Snee Hall's rooftop solar array was developed in 2014 by Cornell University Sustainable Design (CUSD) student group. 

  • Panels: 18

  • Production Power: 3.5 kW

  • % of building’s electricity: %

A solar panel from snee hall with students

Klarman Hall (2015)

Klarman Hall’s rooftop solar project was developed in 2015 by Distributed Sun in partnership with Cornell Energy Sustainability and the Colleges of Arts and Sciences. Klarman Hall is a LEED Certified Platinum green building due to its array of sustainable features, including a rainwater reclamation system, living green roof areas, and light wells.

  • Panels: 64

  • Production Power: 20 kW

  • % of building’s electricity: 50%

Klarman Hall rooftop solar panels

A rooftop solar thermal system provides hot water for building heating and for shower/service water use, significantly reducing the amount of natural gas consumption.

Cornell has two solar heating systems in operation. The Central Energy Plant office and the Brain C. Nevin Welcome Welcome Center systems both use evacuated tube solar collectors, featuring glass tubes with black surface coating to absorb solar energy.  

Central Energy Plant Solar Heating System (2011)

 The 120,000 Btu/hr peak output on the roof provides the majority of the offices yearly domestic hot water heating needs as well as approximately 15% of the yearly building comfort heating needs. 
This solar heating system was put into place as part of the building’s LEED Gold Certification and paired with energy efficiency upgrades.

Cornell Botanic Gardens Nevin Welcome Center Solar Heating System (2012)

A similar solar thermal system as the CEP, the Nevin Welcome Center’s LEED Gold Certified building has 65,000 Btu/hr peak output or approximately 10% of the yearly building comfort heating needs.

Guterman Lab Solar Collector (2021) 

An innovative solar collector system installed atop Guterman Research Center uses mirror technology to capture sunlight and turn it into thermal energy that will help heat the facility’s water distribution network. The intelligent mirror array was the first of its kind at Cornell and the seventh on-campus solar system.

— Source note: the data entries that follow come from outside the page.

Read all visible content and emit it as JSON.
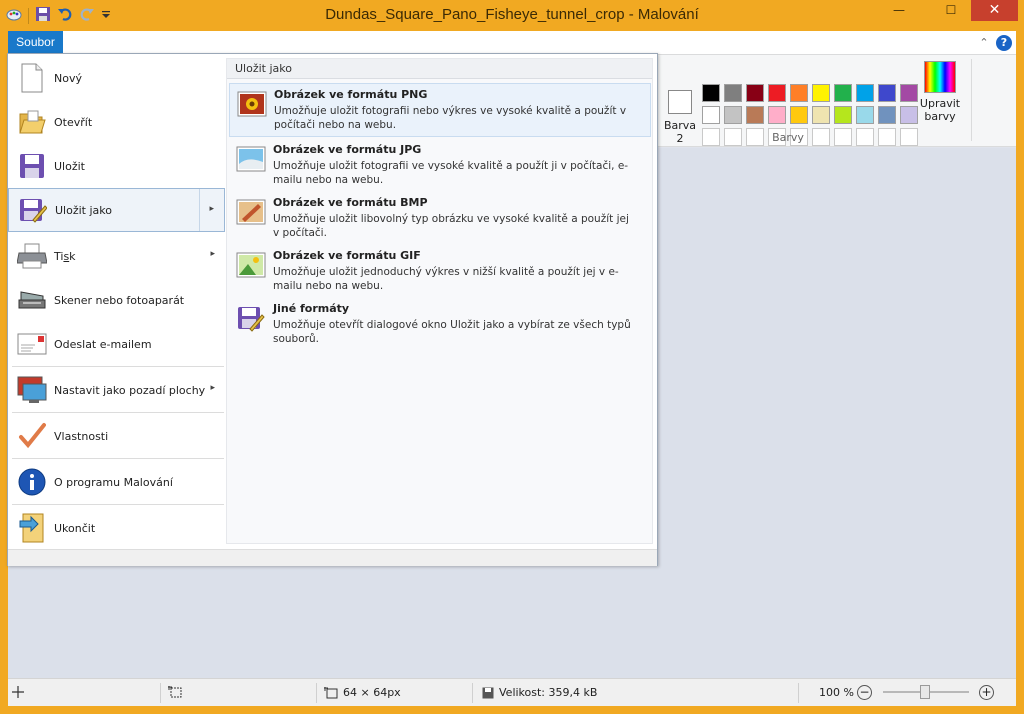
{
  "window": {
    "title": "Dundas_Square_Pano_Fisheye_tunnel_crop - Malování",
    "minimize": "—",
    "maximize": "☐",
    "close": "✕"
  },
  "tabs": {
    "file": "Soubor"
  },
  "help": {
    "collapse": "⌃",
    "help": "?"
  },
  "ribbon": {
    "color2_label_line1": "Barva",
    "color2_label_line2": "2",
    "edit_colors_line1": "Upravit",
    "edit_colors_line2": "barvy",
    "group_label": "Barvy",
    "palette_row1": [
      "#000000",
      "#7f7f7f",
      "#880015",
      "#ed1c24",
      "#ff7f27",
      "#fff200",
      "#22b14c",
      "#00a2e8",
      "#3f48cc",
      "#a349a4"
    ],
    "palette_row2": [
      "#ffffff",
      "#c3c3c3",
      "#b97a57",
      "#ffaec9",
      "#ffc90e",
      "#efe4b0",
      "#b5e61d",
      "#99d9ea",
      "#7092be",
      "#c8bfe7"
    ]
  },
  "menu": {
    "items": [
      {
        "label": "Nový",
        "icon": "new-document-icon"
      },
      {
        "label": "Otevřít",
        "icon": "open-folder-icon"
      },
      {
        "label": "Uložit",
        "icon": "save-disk-icon"
      },
      {
        "label": "Uložit jako",
        "icon": "save-as-icon",
        "arrow": "▸"
      },
      {
        "label": "Tisk",
        "icon": "printer-icon",
        "arrow": "▸"
      },
      {
        "label": "Skener nebo fotoaparát",
        "icon": "scanner-icon"
      },
      {
        "label": "Odeslat e-mailem",
        "icon": "email-icon"
      },
      {
        "label": "Nastavit jako pozadí plochy",
        "icon": "desktop-background-icon",
        "arrow": "▸"
      },
      {
        "label": "Vlastnosti",
        "icon": "checkmark-icon"
      },
      {
        "label": "O programu Malování",
        "icon": "info-icon"
      },
      {
        "label": "Ukončit",
        "icon": "exit-icon"
      }
    ],
    "submenu_header": "Uložit jako",
    "submenu": [
      {
        "title": "Obrázek ve formátu PNG",
        "desc": "Umožňuje uložit fotografii nebo výkres ve vysoké kvalitě a použít v počítači nebo na webu.",
        "icon": "png-image-icon"
      },
      {
        "title": "Obrázek ve formátu JPG",
        "desc": "Umožňuje uložit fotografii ve vysoké kvalitě a použít ji v počítači, e-mailu nebo na webu.",
        "icon": "jpg-image-icon"
      },
      {
        "title": "Obrázek ve formátu BMP",
        "desc": "Umožňuje uložit libovolný typ obrázku ve vysoké kvalitě a použít jej v počítači.",
        "icon": "bmp-image-icon"
      },
      {
        "title": "Obrázek ve formátu GIF",
        "desc": "Umožňuje uložit jednoduchý výkres v nižší kvalitě a použít jej v e-mailu nebo na webu.",
        "icon": "gif-image-icon"
      },
      {
        "title": "Jiné formáty",
        "desc": "Umožňuje otevřít dialogové okno Uložit jako a vybírat ze všech typů souborů.",
        "icon": "other-formats-icon"
      }
    ]
  },
  "status": {
    "dimensions": "64 × 64px",
    "size": "Velikost: 359,4 kB",
    "zoom": "100 %",
    "zoom_level": 1.0,
    "zoom_out": "−",
    "zoom_in": "+"
  }
}
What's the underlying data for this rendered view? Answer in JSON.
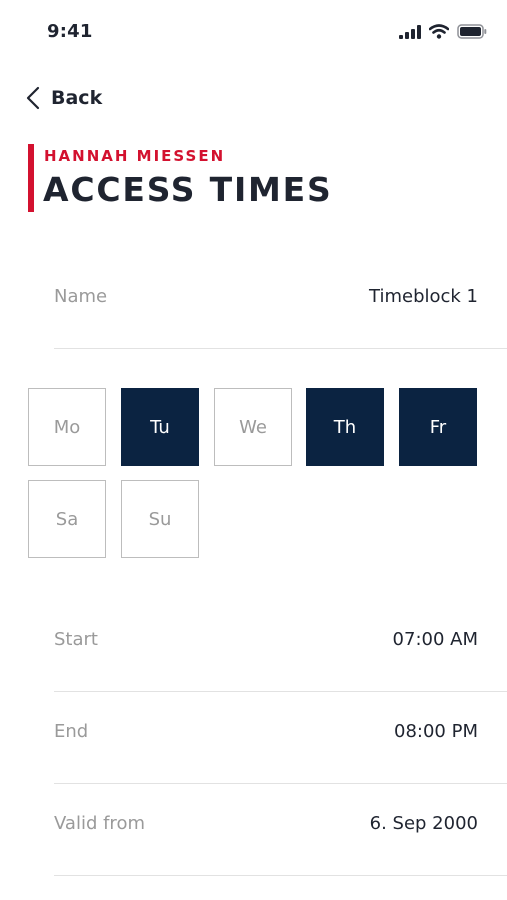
{
  "status": {
    "time": "9:41"
  },
  "nav": {
    "back_label": "Back"
  },
  "header": {
    "subtitle": "HANNAH MIESSEN",
    "title": "ACCESS TIMES"
  },
  "name_row": {
    "label": "Name",
    "value": "Timeblock 1"
  },
  "days": [
    {
      "label": "Mo",
      "selected": false
    },
    {
      "label": "Tu",
      "selected": true
    },
    {
      "label": "We",
      "selected": false
    },
    {
      "label": "Th",
      "selected": true
    },
    {
      "label": "Fr",
      "selected": true
    },
    {
      "label": "Sa",
      "selected": false
    },
    {
      "label": "Su",
      "selected": false
    }
  ],
  "start_row": {
    "label": "Start",
    "value": "07:00 AM"
  },
  "end_row": {
    "label": "End",
    "value": "08:00 PM"
  },
  "valid_row": {
    "label": "Valid from",
    "value": "6. Sep 2000"
  },
  "colors": {
    "accent": "#d3112f",
    "selected_day": "#0b2341",
    "text": "#1f2430",
    "muted": "#9a9a9a"
  },
  "icons": {
    "back": "chevron-left-icon",
    "signal": "cellular-signal-icon",
    "wifi": "wifi-icon",
    "battery": "battery-icon"
  }
}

The system is expected to annually reduce the facility’s campus steam consumption by 122 million Btus and offset approximately 4% of the facility’s summer heat load. 


 
Architectural Rendering of North Campus Extension
NCRE solar could generate about 1MW of electricity a year
North Campus Residential Solar Array (1MW)
Projected Completion: 2021 

From the rooftops of Cornell’s proposed North Campus Residential Expansion (NCRE), the university hopes to gather enough solar energy to offset about 1 megawatt of electricity annually and further reduce the university’s carbon footprint.

News & Resources

Solar Sheep Mowing

Cornell University has used its solar farms as living laboratory spaces to test, perfect, and create pilot materials for New York State farmers on co-beneficial use of sheep to maintain the grass and other materials in solar farms or large-scale arrays.  

Solar grazing is the use of livestock to maintain vegetation under solar panels. It is just one practice under the larger umbrella of “agrivoltaics”: combining agricultural and renewable energy production on the same piece of land. Utilizing sheep for site vegetation has resulted in “2.5 times fewer labor hours than mechanical and pesticide management on site.”

All of Cornell's solar farms use solar sheep mowing crews! 

News & Resources